"This is an impressive volume, with a distinctively critical and international perspective, drawing together fresh voices on the challenges and possibilities of just transitions across different sites and settings. Its multi-scalar, multi-species and intersectional scope puts it at the cutting edge of contemporary environmental justice scholarship." - Professor Gordon Walker, Lancaster Environment Centre, Lancaster University, UK.

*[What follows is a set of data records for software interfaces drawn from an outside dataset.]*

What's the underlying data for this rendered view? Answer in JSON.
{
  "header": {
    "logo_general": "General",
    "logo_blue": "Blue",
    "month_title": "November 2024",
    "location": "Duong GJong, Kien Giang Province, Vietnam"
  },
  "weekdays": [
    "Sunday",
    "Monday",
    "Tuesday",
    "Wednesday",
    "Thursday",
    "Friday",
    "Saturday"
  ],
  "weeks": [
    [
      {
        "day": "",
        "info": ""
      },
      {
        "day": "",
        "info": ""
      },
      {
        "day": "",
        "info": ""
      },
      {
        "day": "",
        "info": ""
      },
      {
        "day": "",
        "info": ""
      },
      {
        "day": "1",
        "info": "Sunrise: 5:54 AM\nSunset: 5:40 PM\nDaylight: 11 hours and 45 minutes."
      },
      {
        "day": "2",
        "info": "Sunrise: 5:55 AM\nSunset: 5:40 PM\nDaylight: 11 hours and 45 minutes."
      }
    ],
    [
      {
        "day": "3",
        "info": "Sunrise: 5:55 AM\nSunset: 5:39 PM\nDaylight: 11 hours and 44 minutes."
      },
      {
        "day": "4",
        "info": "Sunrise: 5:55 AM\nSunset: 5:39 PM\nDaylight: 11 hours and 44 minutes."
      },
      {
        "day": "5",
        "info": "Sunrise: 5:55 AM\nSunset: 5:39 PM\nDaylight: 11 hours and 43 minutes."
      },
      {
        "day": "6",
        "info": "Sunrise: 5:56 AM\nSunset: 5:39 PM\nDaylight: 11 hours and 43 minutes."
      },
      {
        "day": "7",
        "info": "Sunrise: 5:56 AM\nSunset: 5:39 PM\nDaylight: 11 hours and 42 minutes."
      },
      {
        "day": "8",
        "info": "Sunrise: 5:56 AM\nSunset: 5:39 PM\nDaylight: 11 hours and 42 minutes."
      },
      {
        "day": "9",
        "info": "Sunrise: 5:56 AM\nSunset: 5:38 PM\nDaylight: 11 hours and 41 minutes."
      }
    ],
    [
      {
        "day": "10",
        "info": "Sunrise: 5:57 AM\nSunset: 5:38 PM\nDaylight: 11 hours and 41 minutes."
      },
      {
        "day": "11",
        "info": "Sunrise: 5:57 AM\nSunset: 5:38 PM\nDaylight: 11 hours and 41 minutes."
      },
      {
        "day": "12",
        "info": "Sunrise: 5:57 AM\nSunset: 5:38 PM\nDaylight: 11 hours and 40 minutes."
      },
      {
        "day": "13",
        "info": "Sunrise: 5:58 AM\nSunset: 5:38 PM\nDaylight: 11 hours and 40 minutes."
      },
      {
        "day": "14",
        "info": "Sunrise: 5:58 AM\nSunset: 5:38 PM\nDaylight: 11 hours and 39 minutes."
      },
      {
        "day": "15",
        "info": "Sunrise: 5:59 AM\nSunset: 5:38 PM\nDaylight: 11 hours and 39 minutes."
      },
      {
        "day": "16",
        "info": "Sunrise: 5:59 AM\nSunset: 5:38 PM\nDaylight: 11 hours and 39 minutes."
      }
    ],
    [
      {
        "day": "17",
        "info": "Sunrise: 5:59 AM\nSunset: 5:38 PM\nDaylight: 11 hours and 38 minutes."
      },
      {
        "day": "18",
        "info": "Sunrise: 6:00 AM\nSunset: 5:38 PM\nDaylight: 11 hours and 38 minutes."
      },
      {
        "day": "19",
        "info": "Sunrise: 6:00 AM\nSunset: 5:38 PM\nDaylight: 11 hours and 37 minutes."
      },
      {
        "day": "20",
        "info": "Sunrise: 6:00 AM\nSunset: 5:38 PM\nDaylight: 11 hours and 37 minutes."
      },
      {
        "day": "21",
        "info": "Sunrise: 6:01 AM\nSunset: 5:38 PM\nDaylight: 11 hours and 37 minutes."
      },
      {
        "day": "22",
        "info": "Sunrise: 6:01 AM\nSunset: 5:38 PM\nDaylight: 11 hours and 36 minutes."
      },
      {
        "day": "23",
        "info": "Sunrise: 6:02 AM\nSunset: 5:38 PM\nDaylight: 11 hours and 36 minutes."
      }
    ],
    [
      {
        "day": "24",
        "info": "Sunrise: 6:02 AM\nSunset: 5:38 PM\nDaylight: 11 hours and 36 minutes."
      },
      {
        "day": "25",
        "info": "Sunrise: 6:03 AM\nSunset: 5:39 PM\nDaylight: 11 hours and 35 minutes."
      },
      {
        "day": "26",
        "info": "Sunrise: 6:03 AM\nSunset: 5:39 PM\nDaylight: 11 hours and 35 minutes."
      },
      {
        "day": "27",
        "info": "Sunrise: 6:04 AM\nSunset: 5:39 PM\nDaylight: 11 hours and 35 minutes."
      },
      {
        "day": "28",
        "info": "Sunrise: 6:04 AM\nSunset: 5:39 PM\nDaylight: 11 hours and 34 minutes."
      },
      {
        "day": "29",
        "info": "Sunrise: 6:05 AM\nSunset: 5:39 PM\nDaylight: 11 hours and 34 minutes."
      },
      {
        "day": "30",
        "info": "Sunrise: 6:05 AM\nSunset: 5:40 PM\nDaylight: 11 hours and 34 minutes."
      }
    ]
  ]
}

"This impressive, interdisciplinary collection makes important contributions to the field of critical environmental justice studies in its broad examination of the social and ecological inequities intrinsic to the 'Anthropocene.' Grounded in a wide range of case studies from diverse national contexts, the chapters draw on foundational concepts of spatial and intergenerational justice to analyze the degree to which our go-to 'sustainability solutions' will in fact bring about the just transitions they promise. From the complexities of bioenergy justice initiatives in Yucatán, Mexico, to climate transition strategies in Tanzanian forest management policies, to the challenges and prospects of intersectional climate justice organizing in California, the authors provide original and forward-facing assessments of what is needed to move from '(un)just presents to just futures'." – Giovanna Di Chiro, Professor of Environmental Studies, Swarthmore College, USA.